• _Instructions for the task_
Although the entries contain pictures, copy only their text, exactly as written.

• _Materials provided_
Segment Open

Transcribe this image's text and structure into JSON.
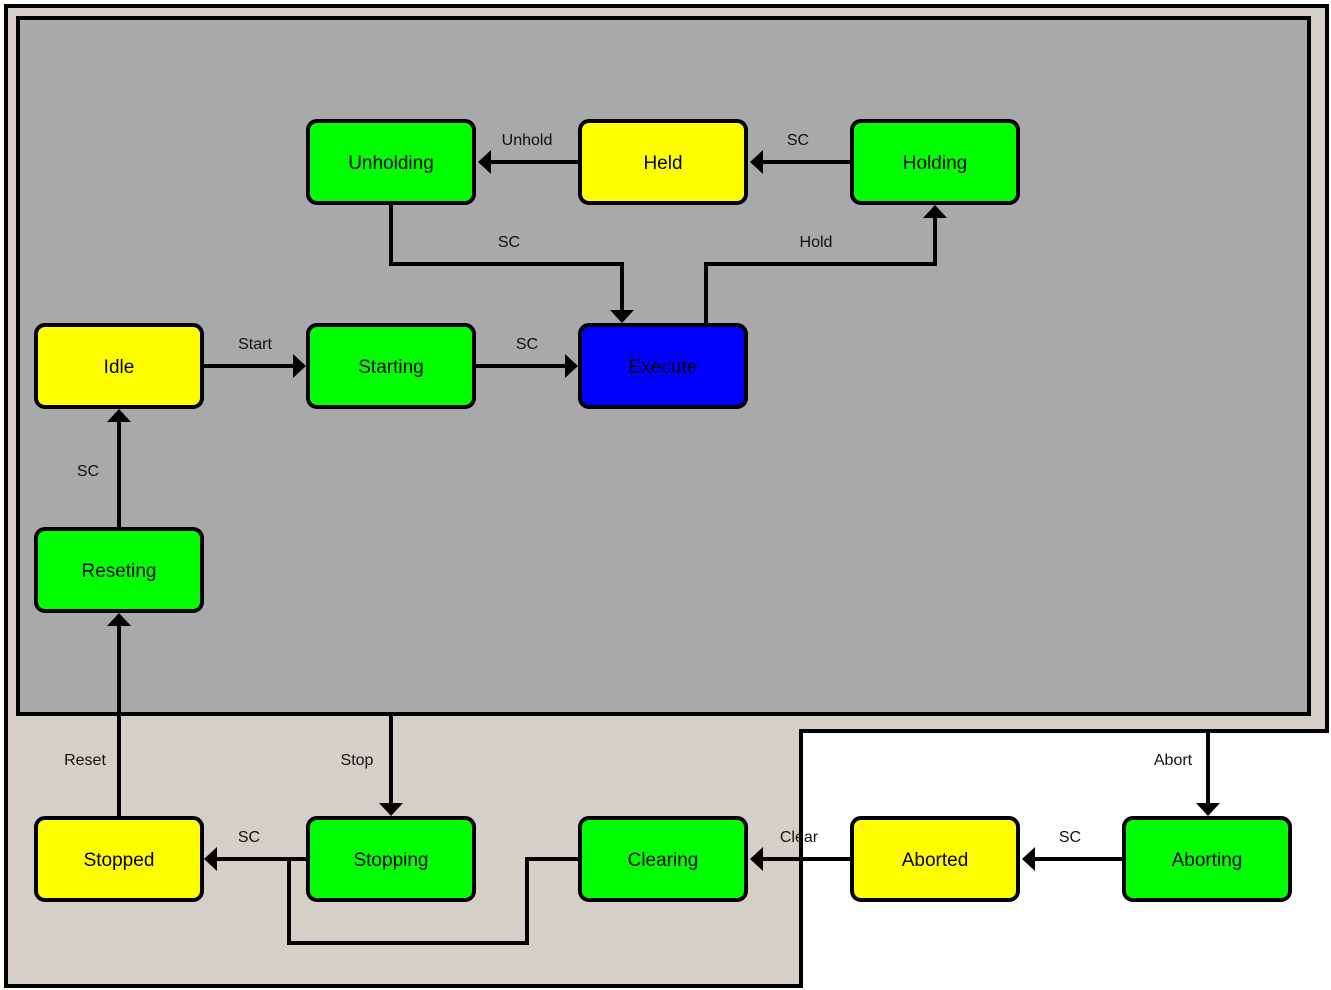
{
  "diagram": {
    "type": "state-machine",
    "colors": {
      "outer_region": "#d4d0c8",
      "inner_region": "#a9a9a9",
      "background": "#ffffff",
      "active_state": "#0000ff",
      "wait_state": "#ffff00",
      "acting_state": "#00ff00",
      "stroke": "#000000"
    },
    "states": [
      {
        "id": "unholding",
        "label": "Unholding",
        "kind": "acting"
      },
      {
        "id": "held",
        "label": "Held",
        "kind": "wait"
      },
      {
        "id": "holding",
        "label": "Holding",
        "kind": "acting"
      },
      {
        "id": "idle",
        "label": "Idle",
        "kind": "wait"
      },
      {
        "id": "starting",
        "label": "Starting",
        "kind": "acting"
      },
      {
        "id": "execute",
        "label": "Execute",
        "kind": "active"
      },
      {
        "id": "reseting",
        "label": "Reseting",
        "kind": "acting"
      },
      {
        "id": "stopped",
        "label": "Stopped",
        "kind": "wait"
      },
      {
        "id": "stopping",
        "label": "Stopping",
        "kind": "acting"
      },
      {
        "id": "clearing",
        "label": "Clearing",
        "kind": "acting"
      },
      {
        "id": "aborted",
        "label": "Aborted",
        "kind": "wait"
      },
      {
        "id": "aborting",
        "label": "Aborting",
        "kind": "acting"
      }
    ],
    "transitions": [
      {
        "id": "held-unholding",
        "from": "held",
        "to": "unholding",
        "label": "Unhold"
      },
      {
        "id": "holding-held",
        "from": "holding",
        "to": "held",
        "label": "SC"
      },
      {
        "id": "unholding-execute",
        "from": "unholding",
        "to": "execute",
        "label": "SC"
      },
      {
        "id": "execute-holding",
        "from": "execute",
        "to": "holding",
        "label": "Hold"
      },
      {
        "id": "idle-starting",
        "from": "idle",
        "to": "starting",
        "label": "Start"
      },
      {
        "id": "starting-execute",
        "from": "starting",
        "to": "execute",
        "label": "SC"
      },
      {
        "id": "reseting-idle",
        "from": "reseting",
        "to": "idle",
        "label": "SC"
      },
      {
        "id": "stopped-reseting",
        "from": "stopped",
        "to": "reseting",
        "label": "Reset"
      },
      {
        "id": "region-stopping",
        "from": "inner-region",
        "to": "stopping",
        "label": "Stop"
      },
      {
        "id": "stopping-stopped",
        "from": "stopping",
        "to": "stopped",
        "label": "SC"
      },
      {
        "id": "clearing-stopping",
        "from": "clearing",
        "to": "stopping",
        "label": ""
      },
      {
        "id": "aborted-clearing",
        "from": "aborted",
        "to": "clearing",
        "label": "Clear"
      },
      {
        "id": "aborting-aborted",
        "from": "aborting",
        "to": "aborted",
        "label": "SC"
      },
      {
        "id": "region-aborting",
        "from": "outer-region",
        "to": "aborting",
        "label": "Abort"
      }
    ]
  }
}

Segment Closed

• _Problem solution_
Transcribe this image's text and structure into JSON.
{
  "diagram": {
    "type": "state-machine",
    "colors": {
      "outer_region": "#d4d0c8",
      "inner_region": "#a9a9a9",
      "background": "#ffffff",
      "active_state": "#0000ff",
      "wait_state": "#ffff00",
      "acting_state": "#00ff00",
      "stroke": "#000000"
    },
    "states": [
      {
        "id": "unholding",
        "label": "Unholding",
        "kind": "acting"
      },
      {
        "id": "held",
        "label": "Held",
        "kind": "wait"
      },
      {
        "id": "holding",
        "label": "Holding",
        "kind": "acting"
      },
      {
        "id": "idle",
        "label": "Idle",
        "kind": "wait"
      },
      {
        "id": "starting",
        "label": "Starting",
        "kind": "acting"
      },
      {
        "id": "execute",
        "label": "Execute",
        "kind": "active"
      },
      {
        "id": "reseting",
        "label": "Reseting",
        "kind": "acting"
      },
      {
        "id": "stopped",
        "label": "Stopped",
        "kind": "wait"
      },
      {
        "id": "stopping",
        "label": "Stopping",
        "kind": "acting"
      },
      {
        "id": "clearing",
        "label": "Clearing",
        "kind": "acting"
      },
      {
        "id": "aborted",
        "label": "Aborted",
        "kind": "wait"
      },
      {
        "id": "aborting",
        "label": "Aborting",
        "kind": "acting"
      }
    ],
    "transitions": [
      {
        "id": "held-unholding",
        "from": "held",
        "to": "unholding",
        "label": "Unhold"
      },
      {
        "id": "holding-held",
        "from": "holding",
        "to": "held",
        "label": "SC"
      },
      {
        "id": "unholding-execute",
        "from": "unholding",
        "to": "execute",
        "label": "SC"
      },
      {
        "id": "execute-holding",
        "from": "execute",
        "to": "holding",
        "label": "Hold"
      },
      {
        "id": "idle-starting",
        "from": "idle",
        "to": "starting",
        "label": "Start"
      },
      {
        "id": "starting-execute",
        "from": "starting",
        "to": "execute",
        "label": "SC"
      },
      {
        "id": "reseting-idle",
        "from": "reseting",
        "to": "idle",
        "label": "SC"
      },
      {
        "id": "stopped-reseting",
        "from": "stopped",
        "to": "reseting",
        "label": "Reset"
      },
      {
        "id": "region-stopping",
        "from": "inner-region",
        "to": "stopping",
        "label": "Stop"
      },
      {
        "id": "stopping-stopped",
        "from": "stopping",
        "to": "stopped",
        "label": "SC"
      },
      {
        "id": "clearing-stopping",
        "from": "clearing",
        "to": "stopping",
        "label": ""
      },
      {
        "id": "aborted-clearing",
        "from": "aborted",
        "to": "clearing",
        "label": "Clear"
      },
      {
        "id": "aborting-aborted",
        "from": "aborting",
        "to": "aborted",
        "label": "SC"
      },
      {
        "id": "region-aborting",
        "from": "outer-region",
        "to": "aborting",
        "label": "Abort"
      }
    ]
  }
}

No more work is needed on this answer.